▶
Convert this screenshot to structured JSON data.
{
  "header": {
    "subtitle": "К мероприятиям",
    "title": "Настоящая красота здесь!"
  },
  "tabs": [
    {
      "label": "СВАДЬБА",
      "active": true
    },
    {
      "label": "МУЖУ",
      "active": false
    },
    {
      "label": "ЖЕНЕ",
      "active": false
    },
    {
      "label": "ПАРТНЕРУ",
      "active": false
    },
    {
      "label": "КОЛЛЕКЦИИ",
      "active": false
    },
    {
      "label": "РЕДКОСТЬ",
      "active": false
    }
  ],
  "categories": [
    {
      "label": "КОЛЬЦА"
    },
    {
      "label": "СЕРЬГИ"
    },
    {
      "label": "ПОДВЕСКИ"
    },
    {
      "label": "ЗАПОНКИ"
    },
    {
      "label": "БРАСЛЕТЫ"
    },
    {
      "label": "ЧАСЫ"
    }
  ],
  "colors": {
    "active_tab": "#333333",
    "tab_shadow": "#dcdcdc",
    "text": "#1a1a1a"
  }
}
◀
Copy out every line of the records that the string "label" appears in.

      "label": "СВАДЬБА",
      "label": "МУЖУ",
      "label": "ЖЕНЕ",
      "label": "ПАРТНЕРУ",
      "label": "КОЛЛЕКЦИИ",
      "label": "РЕДКОСТЬ",
      "label": "КОЛЬЦА"
      "label": "СЕРЬГИ"
      "label": "ПОДВЕСКИ"
      "label": "ЗАПОНКИ"
      "label": "БРАСЛЕТЫ"
      "label": "ЧАСЫ"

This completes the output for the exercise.